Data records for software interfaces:
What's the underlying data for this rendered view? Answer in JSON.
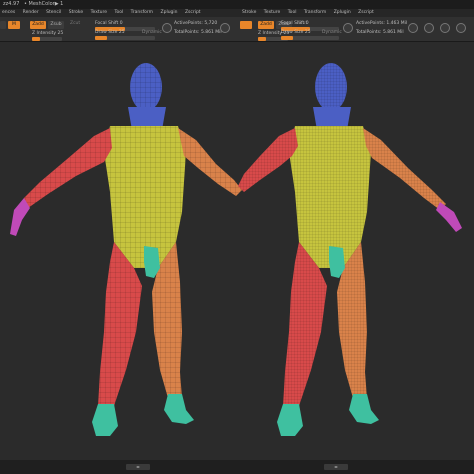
{
  "topbar": {
    "title": "zz4.97",
    "doc": "• MeshColor▶ 1"
  },
  "menu": {
    "left": [
      "ences",
      "Render",
      "Stencil",
      "Stroke",
      "Texture",
      "Tool",
      "Transform",
      "Zplugin",
      "Zscript"
    ],
    "right": [
      "Stroke",
      "Texture",
      "Tool",
      "Transform",
      "Zplugin",
      "Zscript"
    ]
  },
  "toolbar_left": {
    "rgb_label": "M",
    "zadd_label": "Zadd",
    "zsub_label": "Zsub",
    "zcut_label": "Zcut",
    "intensity_label": "Z Intensity 25",
    "focal_label": "Focal Shift 0",
    "draw_label": "Draw Size 25",
    "dynamic_label": "Dynamic",
    "active_points": "ActivePoints: 5,720",
    "total_points": "TotalPoints: 5.861 Mil"
  },
  "toolbar_right": {
    "zadd_label": "Zadd",
    "zsub_label": "Zsub",
    "zcut_label": "Zcut",
    "intensity_label": "Z Intensity 25",
    "focal_label": "Focal Shift 0",
    "draw_label": "Draw Size 25",
    "dynamic_label": "Dynamic",
    "active_points": "ActivePoints: 1.463 Mil",
    "total_points": "TotalPoints: 5.861 Mil"
  },
  "viewport": {
    "left_model": "Low poly base mesh, polygroups",
    "right_model": "Subdivided mesh, polygroups"
  },
  "colors": {
    "head": "#4b5fc4",
    "torso": "#c6c43e",
    "arm": "#d84a4a",
    "arm_right": "#d9824a",
    "leg_left": "#d84a4a",
    "leg_right": "#d9824a",
    "feet": "#3fc0a0",
    "hands": "#c04ab8",
    "accent": "#e8862a"
  },
  "bottom": {
    "tab_left": "◂▸",
    "tab_right": "◂▸"
  }
}
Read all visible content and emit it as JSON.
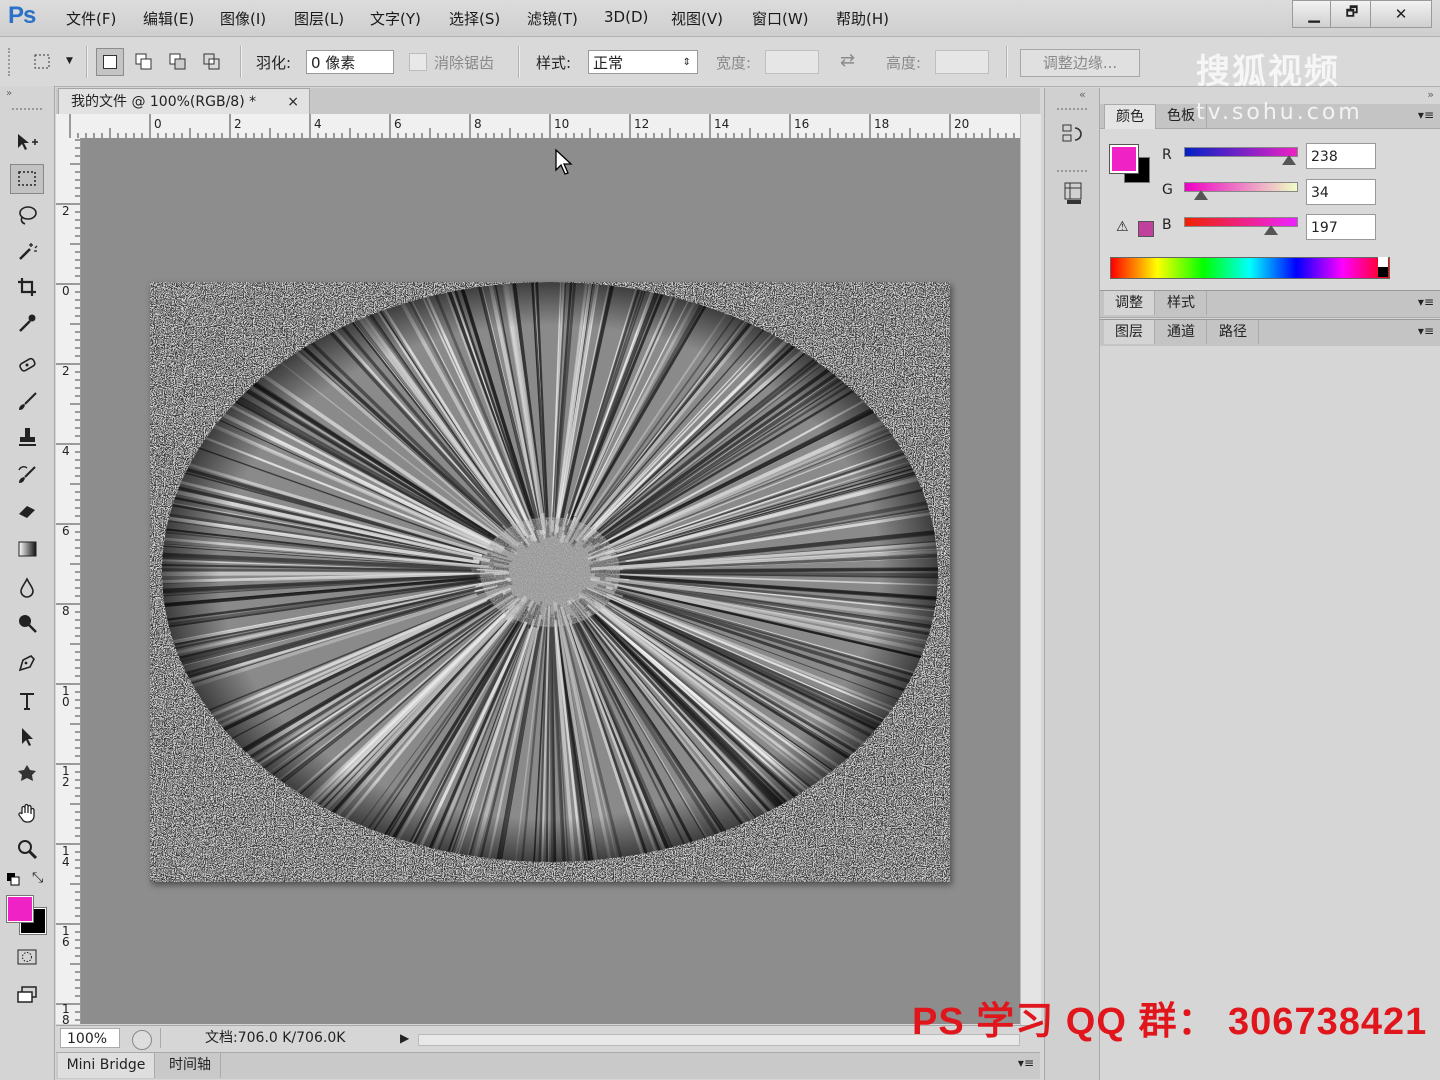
{
  "app": {
    "logo": "Ps"
  },
  "menu": [
    "文件(F)",
    "编辑(E)",
    "图像(I)",
    "图层(L)",
    "文字(Y)",
    "选择(S)",
    "滤镜(T)",
    "3D(D)",
    "视图(V)",
    "窗口(W)",
    "帮助(H)"
  ],
  "window_controls": {
    "minimize": "▁",
    "restore": "🗗",
    "close": "✕"
  },
  "options": {
    "feather_label": "羽化:",
    "feather_value": "0 像素",
    "antialias_label": "消除锯齿",
    "style_label": "样式:",
    "style_value": "正常",
    "width_label": "宽度:",
    "height_label": "高度:",
    "refine_button": "调整边缘..."
  },
  "watermark": {
    "line1": "搜狐视频",
    "line2": "tv.sohu.com"
  },
  "document": {
    "tab_title": "我的文件 @ 100%(RGB/8) *",
    "close": "×",
    "ruler_top": [
      "0",
      "2",
      "4",
      "6",
      "8",
      "10",
      "12",
      "14",
      "16",
      "18",
      "20"
    ],
    "ruler_left": [
      "2",
      "0",
      "2",
      "4",
      "6",
      "8",
      "1 0",
      "1 2",
      "1 4",
      "1 6",
      "1 8"
    ],
    "zoom": "100%",
    "doc_info": "文档:706.0 K/706.0K"
  },
  "bottom_tabs": [
    "Mini Bridge",
    "时间轴"
  ],
  "color_panel": {
    "tabs": [
      "颜色",
      "色板"
    ],
    "foreground": "#ee22c5",
    "background": "#000000",
    "r_label": "R",
    "g_label": "G",
    "b_label": "B",
    "r": "238",
    "g": "34",
    "b": "197"
  },
  "adjust_tabs": [
    "调整",
    "样式"
  ],
  "layer_tabs": [
    "图层",
    "通道",
    "路径"
  ],
  "overlay_text": "PS 学习 QQ 群： 306738421"
}
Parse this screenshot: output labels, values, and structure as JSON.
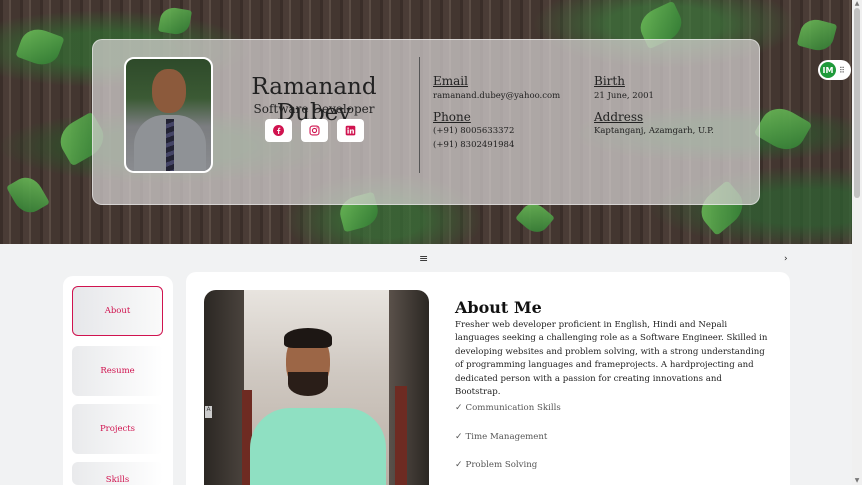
{
  "profile": {
    "name": "Ramanand Dubey",
    "role": "Software Developer",
    "email_label": "Email",
    "email": "ramanand.dubey@yahoo.com",
    "birth_label": "Birth",
    "birth": "21 June, 2001",
    "phone_label": "Phone",
    "phones": [
      "(+91) 8005633372",
      "(+91) 8302491984"
    ],
    "address_label": "Address",
    "address": "Kaptanganj, Azamgarh, U.P.",
    "socials": [
      "facebook-icon",
      "instagram-icon",
      "linkedin-icon"
    ]
  },
  "extension": {
    "badge": "IM",
    "menu": "⠿"
  },
  "toolbar": {
    "menu_icon": "≡",
    "next_icon": "›"
  },
  "sidebar": {
    "items": [
      {
        "label": "About",
        "active": true
      },
      {
        "label": "Resume",
        "active": false
      },
      {
        "label": "Projects",
        "active": false
      },
      {
        "label": "Skills",
        "active": false
      }
    ]
  },
  "about": {
    "title": "About Me",
    "text": "Fresher web developer proficient in English, Hindi and Nepali languages seeking a challenging role as a Software Engineer. Skilled in developing websites and problem solving, with a strong understanding of programming languages and frameprojects. A hardprojecting and dedicated person with a passion for creating innovations and Bootstrap.",
    "skills": [
      "Communication Skills",
      "Time Management",
      "Problem Solving"
    ],
    "photo_tag": "A"
  },
  "colors": {
    "accent": "#d0134f",
    "glass": "#d7d2d2"
  }
}
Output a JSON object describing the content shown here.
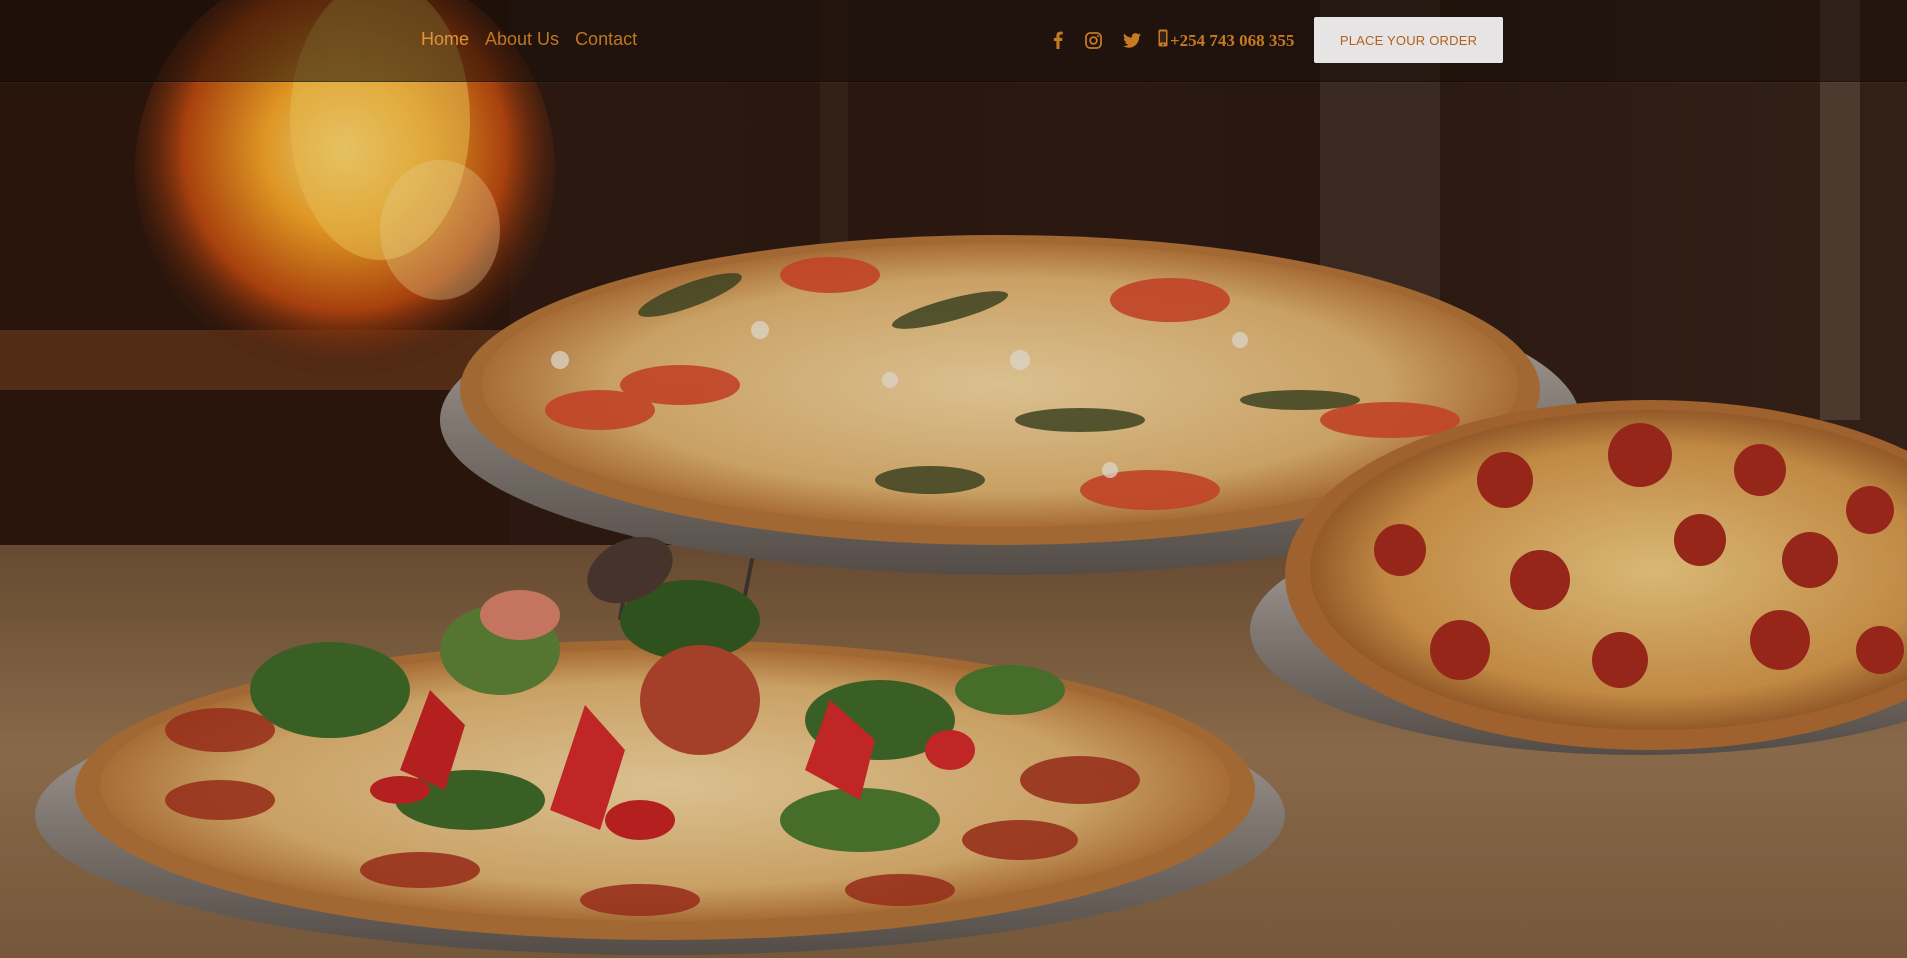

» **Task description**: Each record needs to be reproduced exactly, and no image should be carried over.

» **Result for this task**:
What's the underlying data for this rendered view? Answer in JSON.
{
  "topbar": {
    "title": "zz4.97",
    "doc": "• MeshColor▶ 1"
  },
  "menu": {
    "left": [
      "ences",
      "Render",
      "Stencil",
      "Stroke",
      "Texture",
      "Tool",
      "Transform",
      "Zplugin",
      "Zscript"
    ],
    "right": [
      "Stroke",
      "Texture",
      "Tool",
      "Transform",
      "Zplugin",
      "Zscript"
    ]
  },
  "toolbar_left": {
    "rgb_label": "M",
    "zadd_label": "Zadd",
    "zsub_label": "Zsub",
    "zcut_label": "Zcut",
    "intensity_label": "Z Intensity 25",
    "focal_label": "Focal Shift 0",
    "draw_label": "Draw Size 25",
    "dynamic_label": "Dynamic",
    "active_points": "ActivePoints: 5,720",
    "total_points": "TotalPoints: 5.861 Mil"
  },
  "toolbar_right": {
    "zadd_label": "Zadd",
    "zsub_label": "Zsub",
    "zcut_label": "Zcut",
    "intensity_label": "Z Intensity 25",
    "focal_label": "Focal Shift 0",
    "draw_label": "Draw Size 25",
    "dynamic_label": "Dynamic",
    "active_points": "ActivePoints: 1.463 Mil",
    "total_points": "TotalPoints: 5.861 Mil"
  },
  "viewport": {
    "left_model": "Low poly base mesh, polygroups",
    "right_model": "Subdivided mesh, polygroups"
  },
  "colors": {
    "head": "#4b5fc4",
    "torso": "#c6c43e",
    "arm": "#d84a4a",
    "arm_right": "#d9824a",
    "leg_left": "#d84a4a",
    "leg_right": "#d9824a",
    "feet": "#3fc0a0",
    "hands": "#c04ab8",
    "accent": "#e8862a"
  },
  "bottom": {
    "tab_left": "◂▸",
    "tab_right": "◂▸"
  }
}
Read all visible content and emit it as JSON.
{
  "app": {
    "logo": "Ps"
  },
  "menu": [
    "文件(F)",
    "编辑(E)",
    "图像(I)",
    "图层(L)",
    "文字(Y)",
    "选择(S)",
    "滤镜(T)",
    "3D(D)",
    "视图(V)",
    "窗口(W)",
    "帮助(H)"
  ],
  "window_controls": {
    "minimize": "▁",
    "restore": "🗗",
    "close": "✕"
  },
  "options": {
    "feather_label": "羽化:",
    "feather_value": "0 像素",
    "antialias_label": "消除锯齿",
    "style_label": "样式:",
    "style_value": "正常",
    "width_label": "宽度:",
    "height_label": "高度:",
    "refine_button": "调整边缘..."
  },
  "watermark": {
    "line1": "搜狐视频",
    "line2": "tv.sohu.com"
  },
  "document": {
    "tab_title": "我的文件 @ 100%(RGB/8) *",
    "close": "×",
    "ruler_top": [
      "0",
      "2",
      "4",
      "6",
      "8",
      "10",
      "12",
      "14",
      "16",
      "18",
      "20"
    ],
    "ruler_left": [
      "2",
      "0",
      "2",
      "4",
      "6",
      "8",
      "1 0",
      "1 2",
      "1 4",
      "1 6",
      "1 8"
    ],
    "zoom": "100%",
    "doc_info": "文档:706.0 K/706.0K"
  },
  "bottom_tabs": [
    "Mini Bridge",
    "时间轴"
  ],
  "color_panel": {
    "tabs": [
      "颜色",
      "色板"
    ],
    "foreground": "#ee22c5",
    "background": "#000000",
    "r_label": "R",
    "g_label": "G",
    "b_label": "B",
    "r": "238",
    "g": "34",
    "b": "197"
  },
  "adjust_tabs": [
    "调整",
    "样式"
  ],
  "layer_tabs": [
    "图层",
    "通道",
    "路径"
  ],
  "overlay_text": "PS 学习 QQ 群： 306738421"
}
Parse this screenshot: output labels, values, and structure as JSON.
{
  "profile": {
    "name": "Ramanand Dubey",
    "role": "Software Developer",
    "email_label": "Email",
    "email": "ramanand.dubey@yahoo.com",
    "birth_label": "Birth",
    "birth": "21 June, 2001",
    "phone_label": "Phone",
    "phones": [
      "(+91) 8005633372",
      "(+91) 8302491984"
    ],
    "address_label": "Address",
    "address": "Kaptanganj, Azamgarh, U.P.",
    "socials": [
      "facebook-icon",
      "instagram-icon",
      "linkedin-icon"
    ]
  },
  "extension": {
    "badge": "IM",
    "menu": "⠿"
  },
  "toolbar": {
    "menu_icon": "≡",
    "next_icon": "›"
  },
  "sidebar": {
    "items": [
      {
        "label": "About",
        "active": true
      },
      {
        "label": "Resume",
        "active": false
      },
      {
        "label": "Projects",
        "active": false
      },
      {
        "label": "Skills",
        "active": false
      }
    ]
  },
  "about": {
    "title": "About Me",
    "text": "Fresher web developer proficient in English, Hindi and Nepali languages seeking a challenging role as a Software Engineer. Skilled in developing websites and problem solving, with a strong understanding of programming languages and frameprojects. A hardprojecting and dedicated person with a passion for creating innovations and Bootstrap.",
    "skills": [
      "Communication Skills",
      "Time Management",
      "Problem Solving"
    ],
    "photo_tag": "A"
  },
  "colors": {
    "accent": "#d0134f",
    "glass": "#d7d2d2"
  }
}
Output a JSON object describing the content shown here.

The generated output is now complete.